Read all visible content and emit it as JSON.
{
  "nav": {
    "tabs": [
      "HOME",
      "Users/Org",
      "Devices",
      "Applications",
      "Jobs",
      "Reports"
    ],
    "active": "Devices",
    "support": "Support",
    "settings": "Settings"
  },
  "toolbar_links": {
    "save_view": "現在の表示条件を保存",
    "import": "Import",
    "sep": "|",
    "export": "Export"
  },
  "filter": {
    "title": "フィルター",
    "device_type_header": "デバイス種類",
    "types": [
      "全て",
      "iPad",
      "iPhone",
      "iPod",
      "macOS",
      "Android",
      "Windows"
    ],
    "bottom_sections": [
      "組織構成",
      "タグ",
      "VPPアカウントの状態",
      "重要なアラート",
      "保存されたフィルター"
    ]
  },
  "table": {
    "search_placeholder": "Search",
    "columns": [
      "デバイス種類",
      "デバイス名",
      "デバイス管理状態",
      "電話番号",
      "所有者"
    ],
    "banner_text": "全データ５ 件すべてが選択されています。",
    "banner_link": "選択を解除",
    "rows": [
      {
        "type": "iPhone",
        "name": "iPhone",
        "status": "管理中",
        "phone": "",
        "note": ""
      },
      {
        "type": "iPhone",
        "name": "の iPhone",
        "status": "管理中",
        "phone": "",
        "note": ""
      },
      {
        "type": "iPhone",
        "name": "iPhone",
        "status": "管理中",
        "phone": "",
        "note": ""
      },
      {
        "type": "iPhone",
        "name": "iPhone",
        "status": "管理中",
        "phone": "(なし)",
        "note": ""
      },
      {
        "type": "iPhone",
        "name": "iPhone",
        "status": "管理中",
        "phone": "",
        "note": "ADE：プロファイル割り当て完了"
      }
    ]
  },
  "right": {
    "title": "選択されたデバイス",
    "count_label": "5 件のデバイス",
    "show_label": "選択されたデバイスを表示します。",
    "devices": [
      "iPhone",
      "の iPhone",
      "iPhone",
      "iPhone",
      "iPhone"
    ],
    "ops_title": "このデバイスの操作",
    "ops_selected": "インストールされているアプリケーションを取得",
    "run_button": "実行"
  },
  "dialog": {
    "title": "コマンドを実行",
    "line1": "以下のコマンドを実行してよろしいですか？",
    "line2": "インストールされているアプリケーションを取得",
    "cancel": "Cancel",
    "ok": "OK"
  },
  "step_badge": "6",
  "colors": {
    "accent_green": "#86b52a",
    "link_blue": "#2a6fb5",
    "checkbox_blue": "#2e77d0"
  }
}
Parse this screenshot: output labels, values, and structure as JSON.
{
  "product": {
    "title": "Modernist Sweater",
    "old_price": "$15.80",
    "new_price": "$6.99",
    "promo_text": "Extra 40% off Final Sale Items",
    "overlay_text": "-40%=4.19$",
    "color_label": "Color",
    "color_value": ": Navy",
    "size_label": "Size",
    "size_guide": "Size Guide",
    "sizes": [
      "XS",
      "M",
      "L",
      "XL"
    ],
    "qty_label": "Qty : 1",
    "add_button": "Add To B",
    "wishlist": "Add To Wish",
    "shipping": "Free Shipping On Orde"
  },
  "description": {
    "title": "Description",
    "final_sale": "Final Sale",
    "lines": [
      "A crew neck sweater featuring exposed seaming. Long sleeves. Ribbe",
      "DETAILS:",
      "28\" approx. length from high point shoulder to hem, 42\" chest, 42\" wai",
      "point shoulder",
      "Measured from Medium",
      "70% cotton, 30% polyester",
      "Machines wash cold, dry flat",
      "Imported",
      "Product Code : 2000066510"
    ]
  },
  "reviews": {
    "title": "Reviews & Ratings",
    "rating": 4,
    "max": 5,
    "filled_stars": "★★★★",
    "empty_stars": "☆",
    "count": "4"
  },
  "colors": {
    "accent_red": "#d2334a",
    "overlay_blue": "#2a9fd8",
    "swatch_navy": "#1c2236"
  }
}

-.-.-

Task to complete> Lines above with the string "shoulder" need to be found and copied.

Answer to the problem>
      "28\" approx. length from high point shoulder to hem, 42\" chest, 42\" wai",
      "point shoulder",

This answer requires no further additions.